Welcome back to The Pipeline, a weekly feature where we dig through the mainstream media and see what the pundits, prognosticators and and pencil pushers have been discussing over the past week.
This week, the media was all over Nintendo's announcement that the gaming console formerly codenamed Revolution would henceforth be known as Wii. And, not surprisingly, most of the mainstream journos covering the story concurred with our assessment that the name somehow isn't going to wiin Niintendo any kudos. "Is Nintendo being desperately silly to attract attention, or is it just desperately short of clue?" asked the Guardian, while the Financial Times headlined its article "Wii aren't too sure about this." However, Nintendo did have at least one defender, Michael Pachter of Wedbush Morgan Securities, who pointed out that "N-Gage and Gizmondo are cool names" that didn't help those products win many fans. "Consumers relate to the coolness of the product, not the name." Wii'll see, Michael, Wii'll see.
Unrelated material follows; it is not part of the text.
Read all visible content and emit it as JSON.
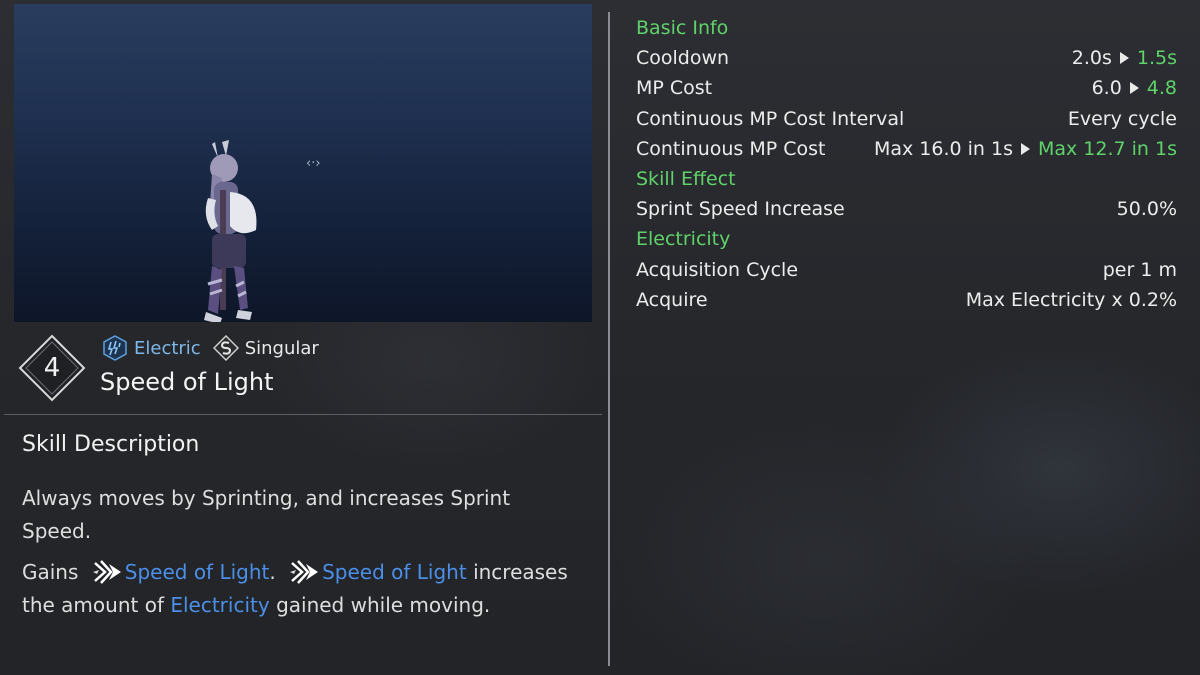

Of course, the Wii announcement wasn't the only story in the news this week, and the mainstream press managed to crank out a few other interesting nuggets. USA Today took a look at the Pioneer Inno, and declared it "a winner," while The New York Times looked at the growing number of home docking systems for cellphones. Meanwhile, Forbes looked at another way to use cellphones at home, checking out the market for UMA-enabled handsets. Our favorite media hit this week, though, came from the Washington Post, which took an in-depth look at the DDR-as-exercise phenom, with the paper's reporter declaring, "Hello, my name is Caroline, and I'm addicted to 'Dance Dance Revolution.'" Hey, at least she's not addicted to the Wii.
- Nintendo goes Wii ... (not a typo)
- Guardian - Nintendo Wii is twee
- Financial Times - Wii aren't too sure about this
- BBC - Nintendo name swap sparks satire
- Seattle PI - Wii is for everyone
- AP - Nintendo names new video game console
- USA Today - Look out iPod, Inno marries satellite radio, portable music
- The New York Times - A cellphone in park, even more powerful
- Forbes - Double-duty phones
- The Washington Post - Get a move on